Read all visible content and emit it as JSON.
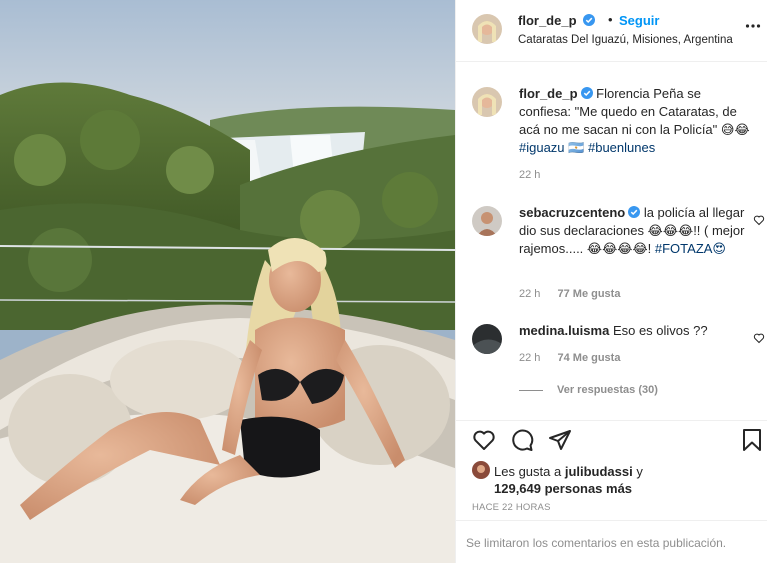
{
  "post": {
    "username": "flor_de_p",
    "follow_label": "Seguir",
    "separator": "•",
    "location": "Cataratas Del Iguazú, Misiones, Argentina",
    "more_icon": "more-horizontal-icon"
  },
  "caption": {
    "username": "flor_de_p",
    "text": "Florencia Peña se confiesa: \"Me quedo en Cataratas, de acá no me sacan ni con la Policía\" 😅😂",
    "hashtag1": "#iguazu",
    "flag": "🇦🇷",
    "hashtag2": "#buenlunes",
    "time": "22 h"
  },
  "comments": [
    {
      "username": "sebacruzcenteno",
      "text": " la policía al llegar dio sus declaraciones 😂😂😂!! ( mejor rajemos..... 😂😂😂😂! ",
      "hashtag": "#FOTAZA😍",
      "time": "22 h",
      "likes": "77 Me gusta"
    },
    {
      "username": "medina.luisma",
      "text": "Eso es olivos ??",
      "time": "22 h",
      "likes": "74 Me gusta"
    }
  ],
  "view_replies": "Ver respuestas (30)",
  "actions": {
    "icons": [
      "heart-icon",
      "comment-icon",
      "share-icon",
      "bookmark-icon"
    ]
  },
  "likes_summary": {
    "prefix": "Les gusta a ",
    "user": "julibudassi",
    "middle": " y",
    "count": "129,649 personas más"
  },
  "timestamp": "HACE 22 HORAS",
  "comments_limited": "Se limitaron los comentarios en esta publicación.",
  "colors": {
    "accent": "#0095f6",
    "verified": "#3897f0",
    "hashtag": "#00376b",
    "muted": "#8e8e8e"
  }
}
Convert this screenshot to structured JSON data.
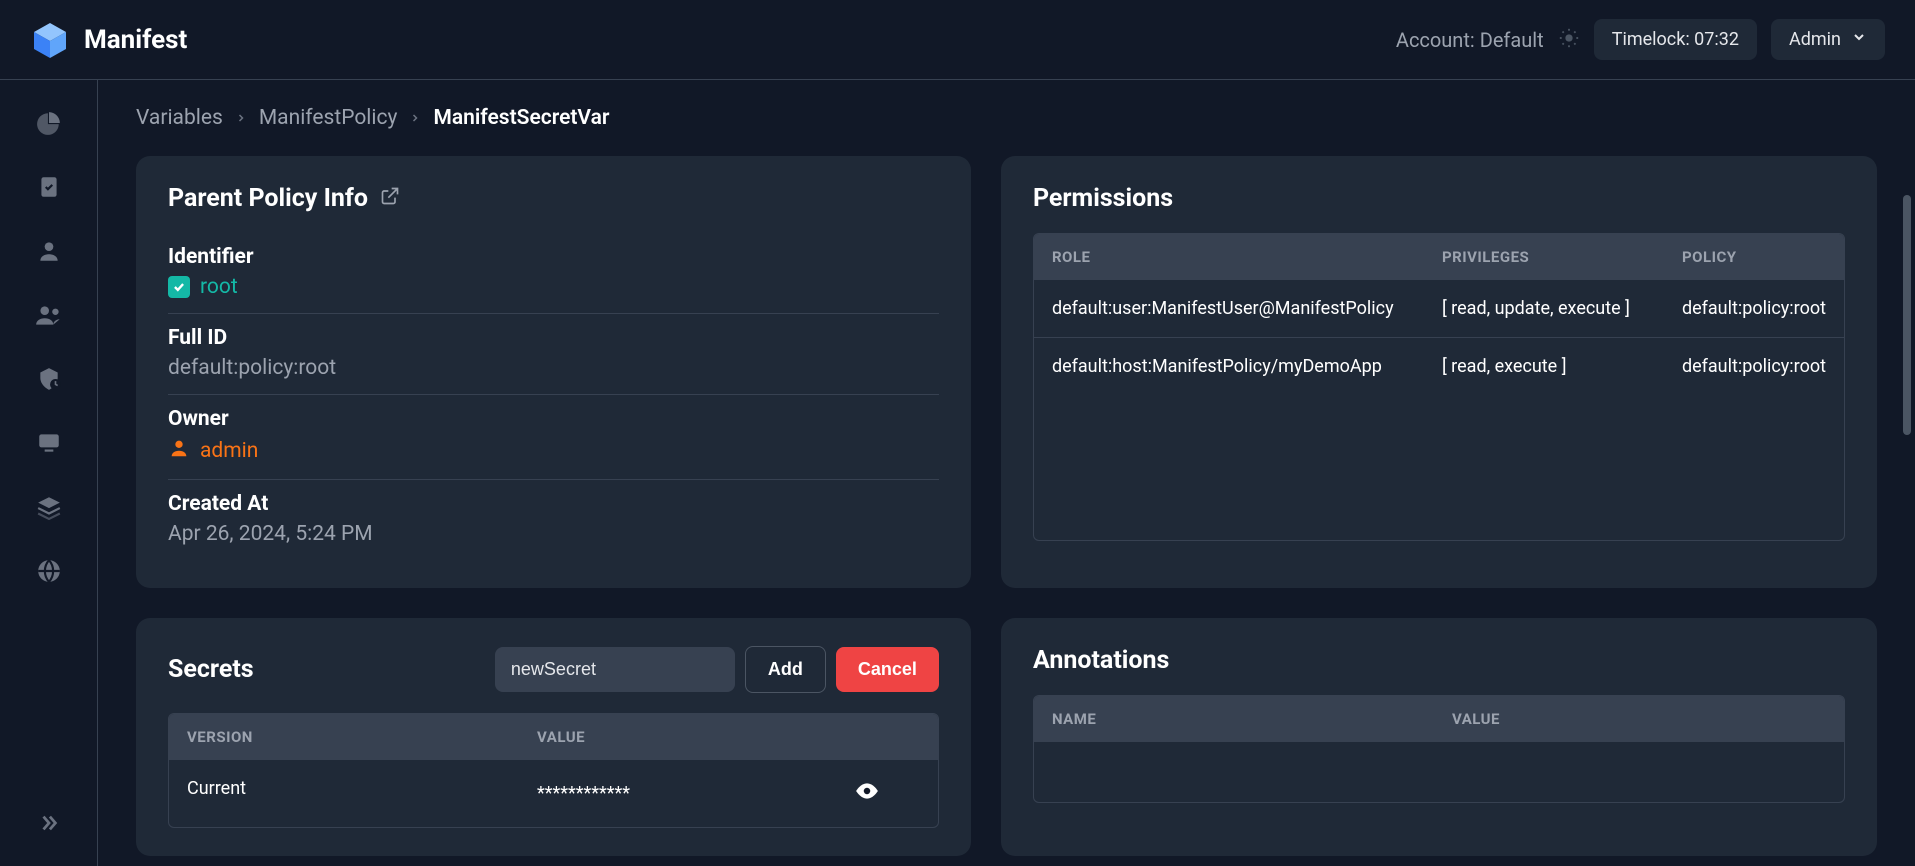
{
  "app_name": "Manifest",
  "header": {
    "account_label": "Account: Default",
    "timelock": "Timelock: 07:32",
    "user_menu": "Admin"
  },
  "breadcrumb": {
    "items": [
      "Variables",
      "ManifestPolicy",
      "ManifestSecretVar"
    ]
  },
  "parent_policy": {
    "title": "Parent Policy Info",
    "identifier_label": "Identifier",
    "identifier_value": "root",
    "full_id_label": "Full ID",
    "full_id_value": "default:policy:root",
    "owner_label": "Owner",
    "owner_value": "admin",
    "created_label": "Created At",
    "created_value": "Apr 26, 2024, 5:24 PM"
  },
  "permissions": {
    "title": "Permissions",
    "headers": {
      "role": "ROLE",
      "privileges": "PRIVILEGES",
      "policy": "POLICY"
    },
    "rows": [
      {
        "role": "default:user:ManifestUser@ManifestPolicy",
        "privileges": "[ read, update, execute ]",
        "policy": "default:policy:root"
      },
      {
        "role": "default:host:ManifestPolicy/myDemoApp",
        "privileges": "[ read, execute ]",
        "policy": "default:policy:root"
      }
    ]
  },
  "secrets": {
    "title": "Secrets",
    "input_value": "newSecret",
    "add_label": "Add",
    "cancel_label": "Cancel",
    "headers": {
      "version": "VERSION",
      "value": "VALUE"
    },
    "rows": [
      {
        "version": "Current",
        "value": "************"
      }
    ]
  },
  "annotations": {
    "title": "Annotations",
    "headers": {
      "name": "NAME",
      "value": "VALUE"
    }
  }
}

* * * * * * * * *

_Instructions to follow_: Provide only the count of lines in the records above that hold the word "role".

_Your response_: 3